● **Supplied data**:
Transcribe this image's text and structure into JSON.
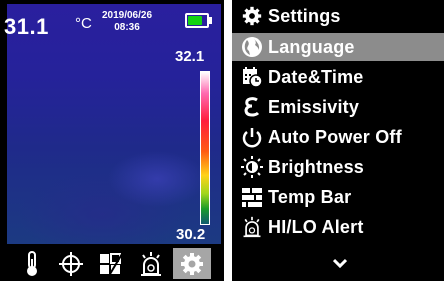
{
  "thermal": {
    "temperature": "31.1",
    "unit": "°C",
    "date": "2019/06/26",
    "time": "08:36",
    "battery_level": 0.8,
    "scale_max": "32.1",
    "scale_min": "30.2"
  },
  "toolbar": [
    {
      "icon": "thermometer-icon"
    },
    {
      "icon": "crosshair-icon"
    },
    {
      "icon": "palette-icon"
    },
    {
      "icon": "alarm-icon"
    },
    {
      "icon": "gear-icon",
      "selected": true
    }
  ],
  "menu": {
    "title": "Settings",
    "items": [
      {
        "label": "Language",
        "icon": "globe-icon",
        "selected": true
      },
      {
        "label": "Date&Time",
        "icon": "calendar-clock-icon"
      },
      {
        "label": "Emissivity",
        "icon": "epsilon-icon"
      },
      {
        "label": "Auto Power Off",
        "icon": "power-icon"
      },
      {
        "label": "Brightness",
        "icon": "brightness-icon"
      },
      {
        "label": "Temp Bar",
        "icon": "temp-bar-icon"
      },
      {
        "label": "HI/LO Alert",
        "icon": "alarm-icon"
      }
    ],
    "more_icon": "chevron-down-icon"
  },
  "colors": {
    "battery": "#12d212",
    "selection": "#8c8c8c",
    "toolbar_selection": "#a6a6a6"
  }
}
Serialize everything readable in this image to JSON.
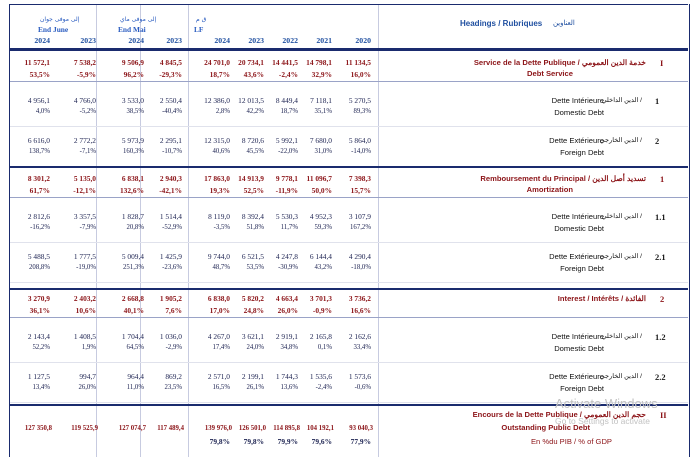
{
  "header": {
    "groups": [
      {
        "ar": "إلى موفى جوان",
        "fr": "End June"
      },
      {
        "ar": "إلى موفى ماي",
        "fr": "End Mai"
      },
      {
        "ar": "ق م",
        "fr": "LF"
      }
    ],
    "years": [
      "2024",
      "2023",
      "2024",
      "2023",
      "2024",
      "2023",
      "2022",
      "2021",
      "2020"
    ],
    "headings_fr": "Headings / Rubriques",
    "headings_ar": "العناوين"
  },
  "sections": [
    {
      "index": "I",
      "label_fr": "Service de la Dette Publique /",
      "label_ar": "خدمة الدين العمومي",
      "label_en": "Debt Service",
      "values": [
        "11 572,1",
        "7 538,2",
        "9 506,9",
        "4 845,5",
        "24 701,0",
        "20 734,1",
        "14 441,5",
        "14 798,1",
        "11 134,5"
      ],
      "pcts": [
        "53,5%",
        "-5,9%",
        "96,2%",
        "-29,3%",
        "18,7%",
        "43,6%",
        "-2,4%",
        "32,9%",
        "16,0%"
      ],
      "rows": [
        {
          "index": "1",
          "label_fr": "Dette Intérieure",
          "label_ar": "الدين الداخلي /",
          "label_en": "Domestic Debt",
          "values": [
            "4 956,1",
            "4 766,0",
            "3 533,0",
            "2 550,4",
            "12 386,0",
            "12 013,5",
            "8 449,4",
            "7 118,1",
            "5 270,5"
          ],
          "pcts": [
            "4,0%",
            "-5,2%",
            "38,5%",
            "-40,4%",
            "2,8%",
            "42,2%",
            "18,7%",
            "35,1%",
            "89,3%"
          ]
        },
        {
          "index": "2",
          "label_fr": "Dette Extérieure",
          "label_ar": "الدين الخارجي /",
          "label_en": "Foreign Debt",
          "values": [
            "6 616,0",
            "2 772,2",
            "5 973,9",
            "2 295,1",
            "12 315,0",
            "8 720,6",
            "5 992,1",
            "7 680,0",
            "5 864,0"
          ],
          "pcts": [
            "138,7%",
            "-7,1%",
            "160,3%",
            "-10,7%",
            "40,6%",
            "45,5%",
            "-22,0%",
            "31,0%",
            "-14,0%"
          ]
        }
      ]
    },
    {
      "index": "1",
      "label_fr": "Remboursement du Principal /",
      "label_ar": "تسديد أصل الدين",
      "label_en": "Amortization",
      "values": [
        "8 301,2",
        "5 135,0",
        "6 838,1",
        "2 940,3",
        "17 863,0",
        "14 913,9",
        "9 778,1",
        "11 096,7",
        "7 398,3"
      ],
      "pcts": [
        "61,7%",
        "-12,1%",
        "132,6%",
        "-42,1%",
        "19,3%",
        "52,5%",
        "-11,9%",
        "50,0%",
        "15,7%"
      ],
      "rows": [
        {
          "index": "1.1",
          "label_fr": "Dette Intérieure",
          "label_ar": "الدين الداخلي /",
          "label_en": "Domestic Debt",
          "values": [
            "2 812,6",
            "3 357,5",
            "1 828,7",
            "1 514,4",
            "8 119,0",
            "8 392,4",
            "5 530,3",
            "4 952,3",
            "3 107,9"
          ],
          "pcts": [
            "-16,2%",
            "-7,9%",
            "20,8%",
            "-52,9%",
            "-3,5%",
            "51,8%",
            "11,7%",
            "59,3%",
            "167,2%"
          ]
        },
        {
          "index": "2.1",
          "label_fr": "Dette Extérieure",
          "label_ar": "الدين الخارجي /",
          "label_en": "Foreign Debt",
          "values": [
            "5 488,5",
            "1 777,5",
            "5 009,4",
            "1 425,9",
            "9 744,0",
            "6 521,5",
            "4 247,8",
            "6 144,4",
            "4 290,4"
          ],
          "pcts": [
            "208,8%",
            "-19,0%",
            "251,3%",
            "-23,6%",
            "48,7%",
            "53,5%",
            "-30,9%",
            "43,2%",
            "-18,0%"
          ]
        }
      ]
    },
    {
      "index": "2",
      "label_fr": "Interest / Intérêts /",
      "label_ar": "الفائدة",
      "label_en": "",
      "values": [
        "3 270,9",
        "2 403,2",
        "2 668,8",
        "1 905,2",
        "6 838,0",
        "5 820,2",
        "4 663,4",
        "3 701,3",
        "3 736,2"
      ],
      "pcts": [
        "36,1%",
        "10,6%",
        "40,1%",
        "7,6%",
        "17,0%",
        "24,8%",
        "26,0%",
        "-0,9%",
        "16,6%"
      ],
      "rows": [
        {
          "index": "1.2",
          "label_fr": "Dette Intérieure",
          "label_ar": "الدين الداخلي /",
          "label_en": "Domestic Debt",
          "values": [
            "2 143,4",
            "1 408,5",
            "1 704,4",
            "1 036,0",
            "4 267,0",
            "3 621,1",
            "2 919,1",
            "2 165,8",
            "2 162,6"
          ],
          "pcts": [
            "52,2%",
            "1,9%",
            "64,5%",
            "-2,9%",
            "17,4%",
            "24,0%",
            "34,8%",
            "0,1%",
            "33,4%"
          ]
        },
        {
          "index": "2.2",
          "label_fr": "Dette Extérieure",
          "label_ar": "الدين الخارجي /",
          "label_en": "Foreign Debt",
          "values": [
            "1 127,5",
            "994,7",
            "964,4",
            "869,2",
            "2 571,0",
            "2 199,1",
            "1 744,3",
            "1 535,6",
            "1 573,6"
          ],
          "pcts": [
            "13,4%",
            "26,0%",
            "11,0%",
            "23,5%",
            "16,5%",
            "26,1%",
            "13,6%",
            "-2,4%",
            "-0,6%"
          ]
        }
      ]
    }
  ],
  "outstanding": {
    "index": "II",
    "label_fr": "Encours de la Dette Publique /",
    "label_ar": "حجم الدين العمومي",
    "label_en": "Outstanding  Public Debt",
    "values": [
      "127 350,8",
      "119 525,9",
      "127 074,7",
      "117 489,4",
      "139 976,0",
      "126 501,0",
      "114 895,8",
      "104 192,1",
      "93 040,3"
    ],
    "gdp_label": "En %du PIB / % of GDP",
    "gdp": [
      "",
      "",
      "",
      "",
      "79,8%",
      "79,8%",
      "79,9%",
      "79,6%",
      "77,9%"
    ]
  },
  "watermark": {
    "title": "Activate Windows",
    "subtitle": "Go to Settings to activate"
  }
}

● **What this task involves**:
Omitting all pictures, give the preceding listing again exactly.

● **Result of this task**:
Transcribe this image's text and structure into JSON.
{
  "thermal": {
    "temperature": "31.1",
    "unit": "°C",
    "date": "2019/06/26",
    "time": "08:36",
    "battery_level": 0.8,
    "scale_max": "32.1",
    "scale_min": "30.2"
  },
  "toolbar": [
    {
      "icon": "thermometer-icon"
    },
    {
      "icon": "crosshair-icon"
    },
    {
      "icon": "palette-icon"
    },
    {
      "icon": "alarm-icon"
    },
    {
      "icon": "gear-icon",
      "selected": true
    }
  ],
  "menu": {
    "title": "Settings",
    "items": [
      {
        "label": "Language",
        "icon": "globe-icon",
        "selected": true
      },
      {
        "label": "Date&Time",
        "icon": "calendar-clock-icon"
      },
      {
        "label": "Emissivity",
        "icon": "epsilon-icon"
      },
      {
        "label": "Auto Power Off",
        "icon": "power-icon"
      },
      {
        "label": "Brightness",
        "icon": "brightness-icon"
      },
      {
        "label": "Temp Bar",
        "icon": "temp-bar-icon"
      },
      {
        "label": "HI/LO Alert",
        "icon": "alarm-icon"
      }
    ],
    "more_icon": "chevron-down-icon"
  },
  "colors": {
    "battery": "#12d212",
    "selection": "#8c8c8c",
    "toolbar_selection": "#a6a6a6"
  }
}
Serialize everything readable in this image to JSON.
{
  "header": {
    "groups": [
      {
        "ar": "إلى موفى جوان",
        "fr": "End June"
      },
      {
        "ar": "إلى موفى ماي",
        "fr": "End Mai"
      },
      {
        "ar": "ق م",
        "fr": "LF"
      }
    ],
    "years": [
      "2024",
      "2023",
      "2024",
      "2023",
      "2024",
      "2023",
      "2022",
      "2021",
      "2020"
    ],
    "headings_fr": "Headings / Rubriques",
    "headings_ar": "العناوين"
  },
  "sections": [
    {
      "index": "I",
      "label_fr": "Service de la Dette Publique /",
      "label_ar": "خدمة الدين العمومي",
      "label_en": "Debt Service",
      "values": [
        "11 572,1",
        "7 538,2",
        "9 506,9",
        "4 845,5",
        "24 701,0",
        "20 734,1",
        "14 441,5",
        "14 798,1",
        "11 134,5"
      ],
      "pcts": [
        "53,5%",
        "-5,9%",
        "96,2%",
        "-29,3%",
        "18,7%",
        "43,6%",
        "-2,4%",
        "32,9%",
        "16,0%"
      ],
      "rows": [
        {
          "index": "1",
          "label_fr": "Dette Intérieure",
          "label_ar": "الدين الداخلي /",
          "label_en": "Domestic Debt",
          "values": [
            "4 956,1",
            "4 766,0",
            "3 533,0",
            "2 550,4",
            "12 386,0",
            "12 013,5",
            "8 449,4",
            "7 118,1",
            "5 270,5"
          ],
          "pcts": [
            "4,0%",
            "-5,2%",
            "38,5%",
            "-40,4%",
            "2,8%",
            "42,2%",
            "18,7%",
            "35,1%",
            "89,3%"
          ]
        },
        {
          "index": "2",
          "label_fr": "Dette Extérieure",
          "label_ar": "الدين الخارجي /",
          "label_en": "Foreign Debt",
          "values": [
            "6 616,0",
            "2 772,2",
            "5 973,9",
            "2 295,1",
            "12 315,0",
            "8 720,6",
            "5 992,1",
            "7 680,0",
            "5 864,0"
          ],
          "pcts": [
            "138,7%",
            "-7,1%",
            "160,3%",
            "-10,7%",
            "40,6%",
            "45,5%",
            "-22,0%",
            "31,0%",
            "-14,0%"
          ]
        }
      ]
    },
    {
      "index": "1",
      "label_fr": "Remboursement du Principal /",
      "label_ar": "تسديد أصل الدين",
      "label_en": "Amortization",
      "values": [
        "8 301,2",
        "5 135,0",
        "6 838,1",
        "2 940,3",
        "17 863,0",
        "14 913,9",
        "9 778,1",
        "11 096,7",
        "7 398,3"
      ],
      "pcts": [
        "61,7%",
        "-12,1%",
        "132,6%",
        "-42,1%",
        "19,3%",
        "52,5%",
        "-11,9%",
        "50,0%",
        "15,7%"
      ],
      "rows": [
        {
          "index": "1.1",
          "label_fr": "Dette Intérieure",
          "label_ar": "الدين الداخلي /",
          "label_en": "Domestic Debt",
          "values": [
            "2 812,6",
            "3 357,5",
            "1 828,7",
            "1 514,4",
            "8 119,0",
            "8 392,4",
            "5 530,3",
            "4 952,3",
            "3 107,9"
          ],
          "pcts": [
            "-16,2%",
            "-7,9%",
            "20,8%",
            "-52,9%",
            "-3,5%",
            "51,8%",
            "11,7%",
            "59,3%",
            "167,2%"
          ]
        },
        {
          "index": "2.1",
          "label_fr": "Dette Extérieure",
          "label_ar": "الدين الخارجي /",
          "label_en": "Foreign Debt",
          "values": [
            "5 488,5",
            "1 777,5",
            "5 009,4",
            "1 425,9",
            "9 744,0",
            "6 521,5",
            "4 247,8",
            "6 144,4",
            "4 290,4"
          ],
          "pcts": [
            "208,8%",
            "-19,0%",
            "251,3%",
            "-23,6%",
            "48,7%",
            "53,5%",
            "-30,9%",
            "43,2%",
            "-18,0%"
          ]
        }
      ]
    },
    {
      "index": "2",
      "label_fr": "Interest / Intérêts /",
      "label_ar": "الفائدة",
      "label_en": "",
      "values": [
        "3 270,9",
        "2 403,2",
        "2 668,8",
        "1 905,2",
        "6 838,0",
        "5 820,2",
        "4 663,4",
        "3 701,3",
        "3 736,2"
      ],
      "pcts": [
        "36,1%",
        "10,6%",
        "40,1%",
        "7,6%",
        "17,0%",
        "24,8%",
        "26,0%",
        "-0,9%",
        "16,6%"
      ],
      "rows": [
        {
          "index": "1.2",
          "label_fr": "Dette Intérieure",
          "label_ar": "الدين الداخلي /",
          "label_en": "Domestic Debt",
          "values": [
            "2 143,4",
            "1 408,5",
            "1 704,4",
            "1 036,0",
            "4 267,0",
            "3 621,1",
            "2 919,1",
            "2 165,8",
            "2 162,6"
          ],
          "pcts": [
            "52,2%",
            "1,9%",
            "64,5%",
            "-2,9%",
            "17,4%",
            "24,0%",
            "34,8%",
            "0,1%",
            "33,4%"
          ]
        },
        {
          "index": "2.2",
          "label_fr": "Dette Extérieure",
          "label_ar": "الدين الخارجي /",
          "label_en": "Foreign Debt",
          "values": [
            "1 127,5",
            "994,7",
            "964,4",
            "869,2",
            "2 571,0",
            "2 199,1",
            "1 744,3",
            "1 535,6",
            "1 573,6"
          ],
          "pcts": [
            "13,4%",
            "26,0%",
            "11,0%",
            "23,5%",
            "16,5%",
            "26,1%",
            "13,6%",
            "-2,4%",
            "-0,6%"
          ]
        }
      ]
    }
  ],
  "outstanding": {
    "index": "II",
    "label_fr": "Encours de la Dette Publique /",
    "label_ar": "حجم الدين العمومي",
    "label_en": "Outstanding  Public Debt",
    "values": [
      "127 350,8",
      "119 525,9",
      "127 074,7",
      "117 489,4",
      "139 976,0",
      "126 501,0",
      "114 895,8",
      "104 192,1",
      "93 040,3"
    ],
    "gdp_label": "En %du PIB / % of GDP",
    "gdp": [
      "",
      "",
      "",
      "",
      "79,8%",
      "79,8%",
      "79,9%",
      "79,6%",
      "77,9%"
    ]
  },
  "watermark": {
    "title": "Activate Windows",
    "subtitle": "Go to Settings to activate"
  }
}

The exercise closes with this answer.